• [What you are asked to do]:
Your response should contain each line of the data that includes "this".

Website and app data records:
-- -- --
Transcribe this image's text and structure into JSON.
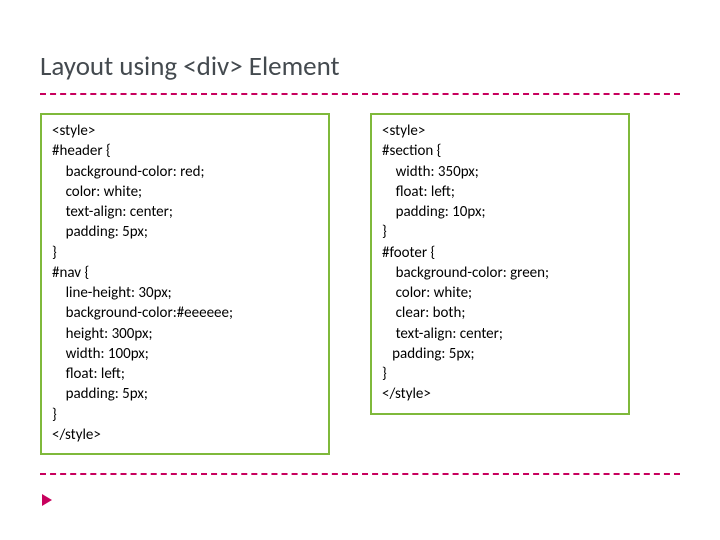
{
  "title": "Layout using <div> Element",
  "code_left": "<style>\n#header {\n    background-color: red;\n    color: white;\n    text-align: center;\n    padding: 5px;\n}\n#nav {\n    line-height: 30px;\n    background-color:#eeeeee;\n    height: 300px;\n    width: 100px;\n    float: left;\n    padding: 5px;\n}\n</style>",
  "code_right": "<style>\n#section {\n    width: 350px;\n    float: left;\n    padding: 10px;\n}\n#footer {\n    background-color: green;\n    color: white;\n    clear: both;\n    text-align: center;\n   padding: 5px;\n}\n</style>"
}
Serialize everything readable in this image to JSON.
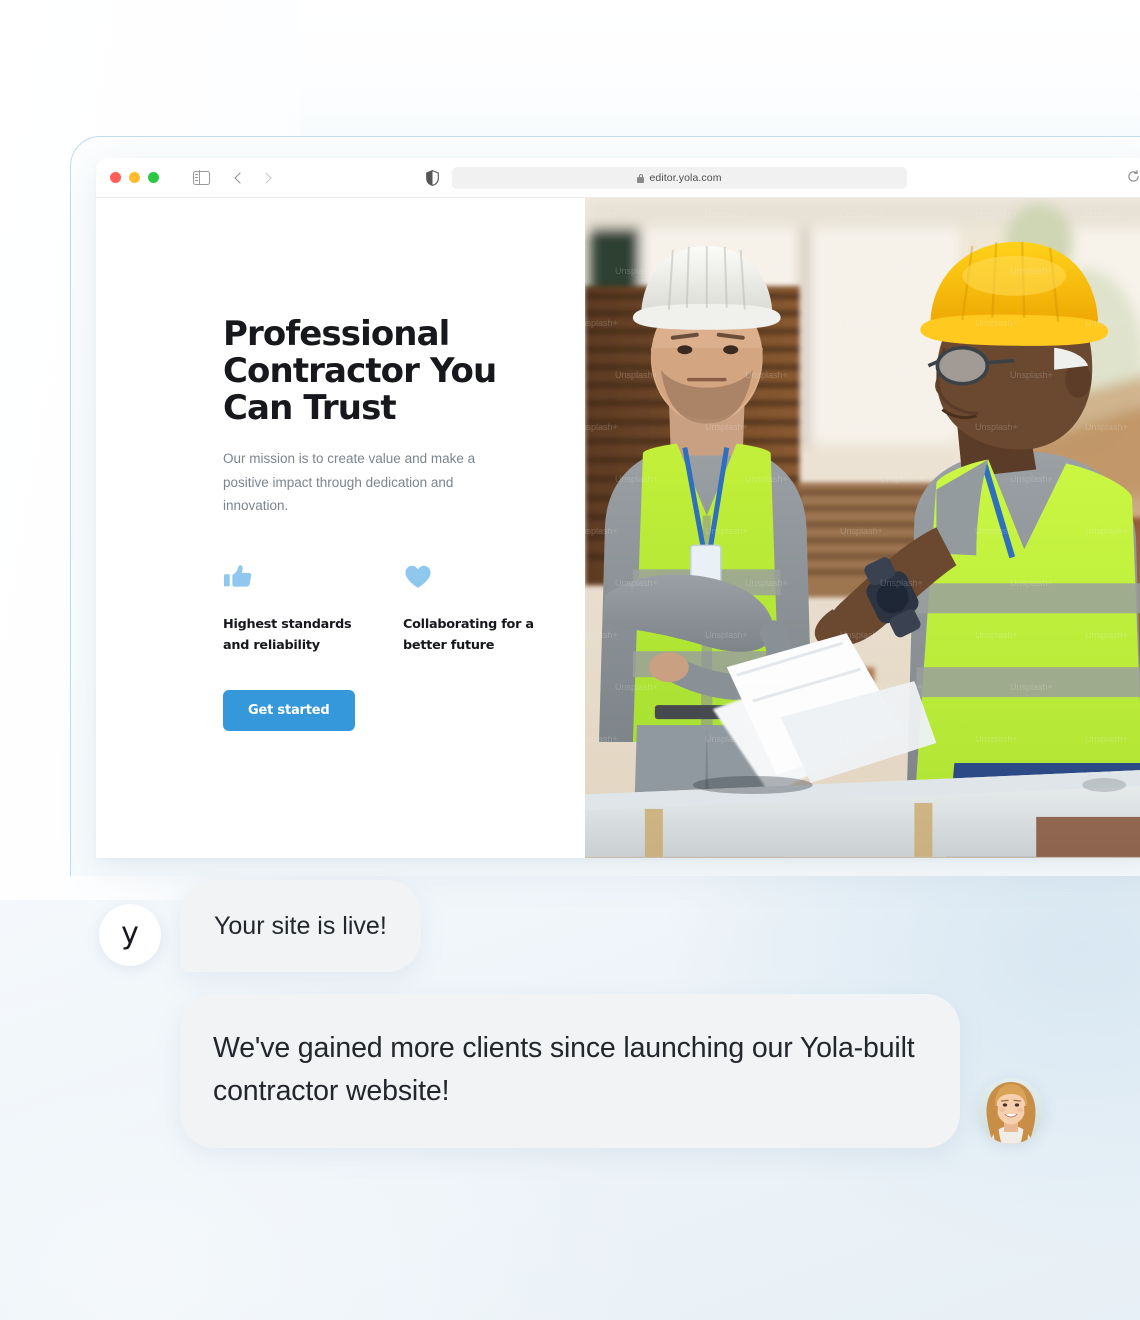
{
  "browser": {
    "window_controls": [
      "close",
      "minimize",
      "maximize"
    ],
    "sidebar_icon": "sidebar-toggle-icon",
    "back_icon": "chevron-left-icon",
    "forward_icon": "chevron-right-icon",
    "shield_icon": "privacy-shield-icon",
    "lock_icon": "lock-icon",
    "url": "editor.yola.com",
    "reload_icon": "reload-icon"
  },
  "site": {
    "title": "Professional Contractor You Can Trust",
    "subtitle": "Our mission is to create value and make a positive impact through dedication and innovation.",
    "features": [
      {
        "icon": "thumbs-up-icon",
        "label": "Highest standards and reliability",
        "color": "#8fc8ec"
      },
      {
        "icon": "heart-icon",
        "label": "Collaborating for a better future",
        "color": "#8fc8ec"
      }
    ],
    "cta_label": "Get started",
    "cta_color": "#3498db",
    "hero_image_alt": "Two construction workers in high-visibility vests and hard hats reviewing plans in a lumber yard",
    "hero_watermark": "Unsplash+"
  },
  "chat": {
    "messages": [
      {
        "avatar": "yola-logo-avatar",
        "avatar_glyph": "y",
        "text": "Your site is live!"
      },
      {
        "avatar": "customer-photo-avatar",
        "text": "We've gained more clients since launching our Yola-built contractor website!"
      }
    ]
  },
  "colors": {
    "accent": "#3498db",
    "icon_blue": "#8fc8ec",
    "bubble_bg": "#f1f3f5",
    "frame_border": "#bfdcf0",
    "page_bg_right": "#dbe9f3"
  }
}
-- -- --
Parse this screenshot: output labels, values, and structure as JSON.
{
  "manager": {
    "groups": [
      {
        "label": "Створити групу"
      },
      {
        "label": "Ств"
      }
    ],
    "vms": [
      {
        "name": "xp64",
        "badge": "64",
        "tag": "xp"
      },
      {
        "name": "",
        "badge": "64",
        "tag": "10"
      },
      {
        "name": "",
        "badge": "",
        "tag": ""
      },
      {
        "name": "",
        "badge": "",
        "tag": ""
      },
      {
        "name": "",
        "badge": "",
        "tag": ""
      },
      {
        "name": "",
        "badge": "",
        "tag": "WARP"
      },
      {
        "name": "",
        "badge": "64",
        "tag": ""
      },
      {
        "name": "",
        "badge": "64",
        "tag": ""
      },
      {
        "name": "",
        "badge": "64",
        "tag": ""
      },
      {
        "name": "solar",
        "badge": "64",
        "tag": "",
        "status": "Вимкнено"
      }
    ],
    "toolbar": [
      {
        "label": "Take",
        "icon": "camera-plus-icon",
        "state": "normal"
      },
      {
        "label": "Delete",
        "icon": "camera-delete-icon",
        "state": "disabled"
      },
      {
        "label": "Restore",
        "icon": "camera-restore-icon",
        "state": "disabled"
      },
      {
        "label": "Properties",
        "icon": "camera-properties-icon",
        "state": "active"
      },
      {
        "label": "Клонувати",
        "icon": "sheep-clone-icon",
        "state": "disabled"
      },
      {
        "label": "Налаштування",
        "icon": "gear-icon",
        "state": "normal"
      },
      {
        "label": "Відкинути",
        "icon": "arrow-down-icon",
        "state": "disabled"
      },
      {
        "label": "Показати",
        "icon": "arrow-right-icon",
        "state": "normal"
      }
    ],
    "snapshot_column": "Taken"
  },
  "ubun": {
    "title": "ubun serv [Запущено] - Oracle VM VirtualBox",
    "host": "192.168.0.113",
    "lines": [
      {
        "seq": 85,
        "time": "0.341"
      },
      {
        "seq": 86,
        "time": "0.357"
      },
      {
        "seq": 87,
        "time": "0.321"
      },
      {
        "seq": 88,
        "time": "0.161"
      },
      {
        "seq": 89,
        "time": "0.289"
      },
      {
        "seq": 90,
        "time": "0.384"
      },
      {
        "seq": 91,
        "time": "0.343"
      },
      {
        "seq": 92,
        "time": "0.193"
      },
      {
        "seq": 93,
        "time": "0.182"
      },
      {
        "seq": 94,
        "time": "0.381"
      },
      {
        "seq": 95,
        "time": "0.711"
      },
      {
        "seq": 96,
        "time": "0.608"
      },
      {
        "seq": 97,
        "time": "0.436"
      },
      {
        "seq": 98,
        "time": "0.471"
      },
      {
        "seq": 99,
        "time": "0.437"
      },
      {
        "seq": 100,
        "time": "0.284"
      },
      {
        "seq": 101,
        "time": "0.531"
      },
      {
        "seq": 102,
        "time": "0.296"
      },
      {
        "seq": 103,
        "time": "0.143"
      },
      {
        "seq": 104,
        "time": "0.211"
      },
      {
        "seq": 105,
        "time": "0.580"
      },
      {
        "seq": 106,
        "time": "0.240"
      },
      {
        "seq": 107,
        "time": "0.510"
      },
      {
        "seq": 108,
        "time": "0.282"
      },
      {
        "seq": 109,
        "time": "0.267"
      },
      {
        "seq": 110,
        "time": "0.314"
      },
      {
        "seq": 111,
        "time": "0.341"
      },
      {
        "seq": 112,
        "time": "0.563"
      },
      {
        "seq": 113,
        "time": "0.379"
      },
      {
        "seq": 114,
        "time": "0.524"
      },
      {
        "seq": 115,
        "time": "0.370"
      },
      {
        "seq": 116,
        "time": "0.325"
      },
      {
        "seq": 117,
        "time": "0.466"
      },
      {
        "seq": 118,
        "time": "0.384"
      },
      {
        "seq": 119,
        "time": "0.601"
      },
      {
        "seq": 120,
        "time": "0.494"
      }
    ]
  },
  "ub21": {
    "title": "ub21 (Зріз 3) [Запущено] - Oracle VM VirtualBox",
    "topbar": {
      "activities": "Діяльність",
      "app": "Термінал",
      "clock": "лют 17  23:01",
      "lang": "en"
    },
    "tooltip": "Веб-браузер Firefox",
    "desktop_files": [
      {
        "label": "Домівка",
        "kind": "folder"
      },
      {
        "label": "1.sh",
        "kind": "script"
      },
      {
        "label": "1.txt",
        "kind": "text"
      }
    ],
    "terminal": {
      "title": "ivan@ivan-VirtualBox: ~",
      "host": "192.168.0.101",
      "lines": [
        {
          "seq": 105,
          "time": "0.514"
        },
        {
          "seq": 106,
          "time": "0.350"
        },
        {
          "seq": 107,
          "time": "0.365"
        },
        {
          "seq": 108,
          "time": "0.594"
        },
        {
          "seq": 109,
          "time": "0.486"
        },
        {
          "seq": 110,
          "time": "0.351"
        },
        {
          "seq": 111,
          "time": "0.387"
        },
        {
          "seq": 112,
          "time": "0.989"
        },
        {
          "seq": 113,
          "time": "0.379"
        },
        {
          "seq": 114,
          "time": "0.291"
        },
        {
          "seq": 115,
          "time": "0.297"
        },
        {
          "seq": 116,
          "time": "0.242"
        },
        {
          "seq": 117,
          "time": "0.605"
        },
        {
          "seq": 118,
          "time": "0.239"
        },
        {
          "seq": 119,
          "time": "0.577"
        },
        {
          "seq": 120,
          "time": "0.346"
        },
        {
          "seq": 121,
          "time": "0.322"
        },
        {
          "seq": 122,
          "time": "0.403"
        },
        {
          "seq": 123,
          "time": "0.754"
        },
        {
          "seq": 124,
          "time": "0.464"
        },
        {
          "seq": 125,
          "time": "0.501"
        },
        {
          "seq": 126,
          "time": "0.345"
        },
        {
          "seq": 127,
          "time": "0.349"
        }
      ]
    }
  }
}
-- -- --
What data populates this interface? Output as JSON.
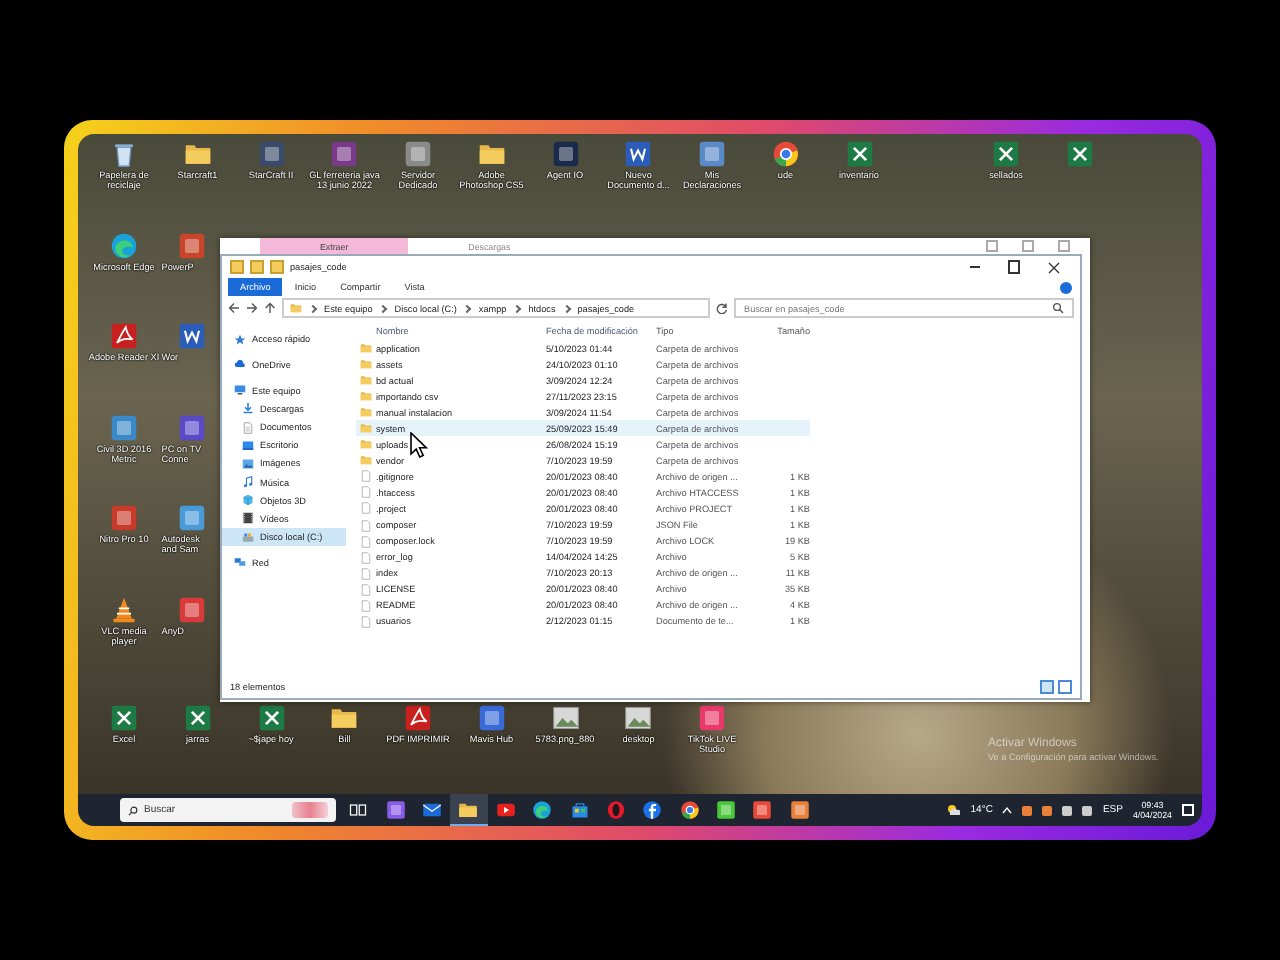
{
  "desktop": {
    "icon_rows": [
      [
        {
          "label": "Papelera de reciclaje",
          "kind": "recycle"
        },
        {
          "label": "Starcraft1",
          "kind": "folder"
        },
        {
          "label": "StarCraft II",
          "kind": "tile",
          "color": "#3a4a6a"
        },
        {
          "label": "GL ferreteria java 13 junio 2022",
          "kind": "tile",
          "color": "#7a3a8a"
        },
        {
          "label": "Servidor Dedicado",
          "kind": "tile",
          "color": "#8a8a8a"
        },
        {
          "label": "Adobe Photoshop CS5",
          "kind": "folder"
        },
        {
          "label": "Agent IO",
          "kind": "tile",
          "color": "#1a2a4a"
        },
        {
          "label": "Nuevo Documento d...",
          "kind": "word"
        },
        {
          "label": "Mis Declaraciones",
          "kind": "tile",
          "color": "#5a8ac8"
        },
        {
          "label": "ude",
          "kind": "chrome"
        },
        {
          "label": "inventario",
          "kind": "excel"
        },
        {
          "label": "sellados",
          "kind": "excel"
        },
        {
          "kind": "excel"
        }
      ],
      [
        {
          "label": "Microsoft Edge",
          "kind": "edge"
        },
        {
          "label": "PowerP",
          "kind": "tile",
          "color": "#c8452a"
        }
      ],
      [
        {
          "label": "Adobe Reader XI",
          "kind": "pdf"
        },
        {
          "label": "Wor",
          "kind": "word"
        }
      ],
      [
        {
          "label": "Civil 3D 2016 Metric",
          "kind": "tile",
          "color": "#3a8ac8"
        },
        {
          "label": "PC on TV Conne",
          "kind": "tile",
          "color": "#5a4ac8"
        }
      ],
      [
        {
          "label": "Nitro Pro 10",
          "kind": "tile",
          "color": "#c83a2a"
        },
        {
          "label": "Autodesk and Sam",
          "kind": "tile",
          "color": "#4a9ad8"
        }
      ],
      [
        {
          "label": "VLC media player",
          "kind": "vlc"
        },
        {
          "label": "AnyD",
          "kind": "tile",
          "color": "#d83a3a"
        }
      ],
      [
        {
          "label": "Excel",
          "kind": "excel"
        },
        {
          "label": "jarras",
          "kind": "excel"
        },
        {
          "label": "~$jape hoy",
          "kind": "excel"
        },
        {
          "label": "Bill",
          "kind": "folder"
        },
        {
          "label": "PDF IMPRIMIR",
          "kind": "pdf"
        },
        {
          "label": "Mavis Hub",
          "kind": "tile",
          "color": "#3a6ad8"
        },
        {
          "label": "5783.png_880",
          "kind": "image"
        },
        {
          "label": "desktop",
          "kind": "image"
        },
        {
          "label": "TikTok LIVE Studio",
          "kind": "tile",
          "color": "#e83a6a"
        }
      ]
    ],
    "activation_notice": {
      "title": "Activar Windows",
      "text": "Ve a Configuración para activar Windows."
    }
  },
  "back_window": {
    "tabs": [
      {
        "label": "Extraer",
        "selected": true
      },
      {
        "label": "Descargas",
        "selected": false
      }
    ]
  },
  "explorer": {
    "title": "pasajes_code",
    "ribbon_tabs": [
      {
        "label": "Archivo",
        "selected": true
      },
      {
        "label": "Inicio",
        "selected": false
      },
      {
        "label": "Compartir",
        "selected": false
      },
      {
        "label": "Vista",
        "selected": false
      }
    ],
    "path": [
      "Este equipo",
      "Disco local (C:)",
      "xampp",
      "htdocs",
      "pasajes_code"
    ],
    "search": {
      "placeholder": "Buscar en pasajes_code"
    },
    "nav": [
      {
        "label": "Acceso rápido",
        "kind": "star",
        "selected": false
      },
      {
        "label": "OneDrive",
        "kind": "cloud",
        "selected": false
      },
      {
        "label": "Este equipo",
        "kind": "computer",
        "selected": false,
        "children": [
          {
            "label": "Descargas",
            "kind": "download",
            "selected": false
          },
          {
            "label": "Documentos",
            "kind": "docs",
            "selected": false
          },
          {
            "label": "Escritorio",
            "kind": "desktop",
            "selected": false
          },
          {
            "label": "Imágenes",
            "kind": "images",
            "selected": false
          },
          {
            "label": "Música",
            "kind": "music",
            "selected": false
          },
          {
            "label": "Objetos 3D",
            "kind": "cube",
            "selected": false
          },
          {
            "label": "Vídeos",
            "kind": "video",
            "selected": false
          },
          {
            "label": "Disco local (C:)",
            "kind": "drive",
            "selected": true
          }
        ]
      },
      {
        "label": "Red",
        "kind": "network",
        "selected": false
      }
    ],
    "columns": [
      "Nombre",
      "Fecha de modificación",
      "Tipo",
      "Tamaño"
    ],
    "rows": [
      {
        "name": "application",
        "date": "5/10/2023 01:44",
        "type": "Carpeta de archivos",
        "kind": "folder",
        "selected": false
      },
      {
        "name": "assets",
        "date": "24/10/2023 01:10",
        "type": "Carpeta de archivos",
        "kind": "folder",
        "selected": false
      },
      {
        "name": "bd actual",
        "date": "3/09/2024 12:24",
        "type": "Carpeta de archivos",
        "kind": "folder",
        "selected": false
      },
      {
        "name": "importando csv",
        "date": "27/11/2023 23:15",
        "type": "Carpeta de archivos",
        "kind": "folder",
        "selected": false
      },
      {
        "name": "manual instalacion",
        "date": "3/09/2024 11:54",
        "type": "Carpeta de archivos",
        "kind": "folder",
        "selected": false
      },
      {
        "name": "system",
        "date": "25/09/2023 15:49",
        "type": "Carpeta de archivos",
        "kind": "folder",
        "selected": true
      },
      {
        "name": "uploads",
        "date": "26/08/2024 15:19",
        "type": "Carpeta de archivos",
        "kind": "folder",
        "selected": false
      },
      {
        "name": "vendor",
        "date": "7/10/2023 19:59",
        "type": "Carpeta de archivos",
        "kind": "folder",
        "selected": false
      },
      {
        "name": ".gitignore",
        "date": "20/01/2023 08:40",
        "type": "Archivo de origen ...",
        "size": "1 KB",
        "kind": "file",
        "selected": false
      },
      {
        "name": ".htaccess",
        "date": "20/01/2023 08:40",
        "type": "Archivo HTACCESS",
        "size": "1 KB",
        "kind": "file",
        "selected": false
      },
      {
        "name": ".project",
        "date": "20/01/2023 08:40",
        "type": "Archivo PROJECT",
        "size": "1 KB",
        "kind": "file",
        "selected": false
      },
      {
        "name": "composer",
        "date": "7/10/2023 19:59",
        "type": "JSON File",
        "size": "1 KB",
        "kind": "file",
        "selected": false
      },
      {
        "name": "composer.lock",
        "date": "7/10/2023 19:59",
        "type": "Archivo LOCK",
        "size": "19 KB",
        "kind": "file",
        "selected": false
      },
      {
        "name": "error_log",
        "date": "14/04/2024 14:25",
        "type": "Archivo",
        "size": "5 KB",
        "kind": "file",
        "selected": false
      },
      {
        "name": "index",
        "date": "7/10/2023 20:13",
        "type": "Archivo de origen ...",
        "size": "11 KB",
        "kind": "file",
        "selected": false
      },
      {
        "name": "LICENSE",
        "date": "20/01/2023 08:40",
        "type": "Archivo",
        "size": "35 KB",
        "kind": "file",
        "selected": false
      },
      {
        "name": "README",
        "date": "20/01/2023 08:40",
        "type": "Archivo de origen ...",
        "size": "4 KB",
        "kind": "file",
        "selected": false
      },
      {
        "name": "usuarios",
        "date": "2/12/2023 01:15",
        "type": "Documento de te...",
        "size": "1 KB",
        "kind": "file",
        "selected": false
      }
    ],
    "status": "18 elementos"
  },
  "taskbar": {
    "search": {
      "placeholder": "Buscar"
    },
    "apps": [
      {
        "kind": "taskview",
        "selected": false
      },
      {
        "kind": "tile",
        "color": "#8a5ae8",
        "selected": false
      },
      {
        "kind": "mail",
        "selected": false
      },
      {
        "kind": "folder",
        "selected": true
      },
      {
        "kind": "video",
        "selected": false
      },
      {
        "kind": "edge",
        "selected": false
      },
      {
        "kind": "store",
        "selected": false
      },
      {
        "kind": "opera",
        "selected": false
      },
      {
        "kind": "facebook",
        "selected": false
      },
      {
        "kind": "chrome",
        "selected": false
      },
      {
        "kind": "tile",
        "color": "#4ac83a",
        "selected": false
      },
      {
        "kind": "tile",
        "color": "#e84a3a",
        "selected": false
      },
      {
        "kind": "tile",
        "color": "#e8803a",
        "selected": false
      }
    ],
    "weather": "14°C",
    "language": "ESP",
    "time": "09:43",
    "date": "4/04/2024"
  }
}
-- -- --
• [Answer space]:
Transcribe this image's text and structure into JSON.
Serialize everything readable in this image to JSON.
Parse this screenshot: output labels, values, and structure as JSON.
What data populates this interface? Output as JSON.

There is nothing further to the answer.